Problem details | Return every line in the entries below where the word "value" shows up.

Material provided |
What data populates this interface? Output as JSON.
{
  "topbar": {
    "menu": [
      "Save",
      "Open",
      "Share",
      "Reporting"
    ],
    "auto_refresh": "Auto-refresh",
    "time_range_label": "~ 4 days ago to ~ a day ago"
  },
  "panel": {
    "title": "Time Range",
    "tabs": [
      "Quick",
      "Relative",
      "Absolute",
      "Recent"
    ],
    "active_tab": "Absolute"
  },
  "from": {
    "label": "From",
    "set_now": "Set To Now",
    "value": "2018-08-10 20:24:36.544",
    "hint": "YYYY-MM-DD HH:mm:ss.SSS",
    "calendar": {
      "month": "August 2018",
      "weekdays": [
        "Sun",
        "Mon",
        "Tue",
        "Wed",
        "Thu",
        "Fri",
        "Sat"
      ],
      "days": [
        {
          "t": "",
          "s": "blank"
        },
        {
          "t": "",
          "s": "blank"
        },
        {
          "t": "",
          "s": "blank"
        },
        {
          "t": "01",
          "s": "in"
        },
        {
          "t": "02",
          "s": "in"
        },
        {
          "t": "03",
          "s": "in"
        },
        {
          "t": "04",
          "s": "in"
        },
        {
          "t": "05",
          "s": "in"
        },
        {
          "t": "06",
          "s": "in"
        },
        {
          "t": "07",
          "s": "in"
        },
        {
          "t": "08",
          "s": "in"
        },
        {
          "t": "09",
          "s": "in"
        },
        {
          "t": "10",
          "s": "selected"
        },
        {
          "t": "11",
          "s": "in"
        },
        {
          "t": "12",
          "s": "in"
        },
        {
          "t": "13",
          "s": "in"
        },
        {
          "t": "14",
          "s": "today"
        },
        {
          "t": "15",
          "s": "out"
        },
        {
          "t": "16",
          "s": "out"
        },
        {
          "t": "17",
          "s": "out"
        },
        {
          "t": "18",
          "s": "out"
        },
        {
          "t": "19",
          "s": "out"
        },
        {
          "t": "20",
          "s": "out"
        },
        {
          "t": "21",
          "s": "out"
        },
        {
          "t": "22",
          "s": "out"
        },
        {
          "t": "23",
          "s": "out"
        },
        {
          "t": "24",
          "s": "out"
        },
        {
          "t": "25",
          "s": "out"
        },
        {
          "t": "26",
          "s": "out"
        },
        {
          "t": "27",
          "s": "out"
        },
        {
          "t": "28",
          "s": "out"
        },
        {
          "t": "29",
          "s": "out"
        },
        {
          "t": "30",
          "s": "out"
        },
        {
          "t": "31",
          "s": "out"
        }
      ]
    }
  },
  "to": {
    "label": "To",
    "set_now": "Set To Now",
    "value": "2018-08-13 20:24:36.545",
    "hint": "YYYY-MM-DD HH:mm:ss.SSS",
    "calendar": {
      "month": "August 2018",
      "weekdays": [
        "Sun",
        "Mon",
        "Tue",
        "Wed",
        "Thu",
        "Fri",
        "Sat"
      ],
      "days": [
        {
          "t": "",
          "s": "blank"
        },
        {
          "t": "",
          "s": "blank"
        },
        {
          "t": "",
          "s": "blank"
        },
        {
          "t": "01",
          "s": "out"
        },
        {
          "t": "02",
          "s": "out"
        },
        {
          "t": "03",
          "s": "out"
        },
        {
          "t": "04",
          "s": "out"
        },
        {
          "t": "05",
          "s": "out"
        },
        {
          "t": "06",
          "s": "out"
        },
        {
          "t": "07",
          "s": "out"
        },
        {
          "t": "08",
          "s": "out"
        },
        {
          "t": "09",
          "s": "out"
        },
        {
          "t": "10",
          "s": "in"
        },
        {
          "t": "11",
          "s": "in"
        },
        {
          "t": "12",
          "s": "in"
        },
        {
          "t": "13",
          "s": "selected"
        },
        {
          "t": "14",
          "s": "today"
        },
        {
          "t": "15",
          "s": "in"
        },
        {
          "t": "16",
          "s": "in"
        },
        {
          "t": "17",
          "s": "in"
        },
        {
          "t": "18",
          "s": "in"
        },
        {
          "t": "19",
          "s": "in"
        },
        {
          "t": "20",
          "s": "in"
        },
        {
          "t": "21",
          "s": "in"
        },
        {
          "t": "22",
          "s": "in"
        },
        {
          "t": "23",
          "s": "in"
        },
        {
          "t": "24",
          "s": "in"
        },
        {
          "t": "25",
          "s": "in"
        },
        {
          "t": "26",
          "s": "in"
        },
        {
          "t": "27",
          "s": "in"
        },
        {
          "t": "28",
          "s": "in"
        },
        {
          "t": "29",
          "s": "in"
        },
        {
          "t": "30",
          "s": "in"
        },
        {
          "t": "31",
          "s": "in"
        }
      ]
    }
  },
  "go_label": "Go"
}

Finished exercise |
    "value": "2018-08-10 20:24:36.544",
    "value": "2018-08-13 20:24:36.545",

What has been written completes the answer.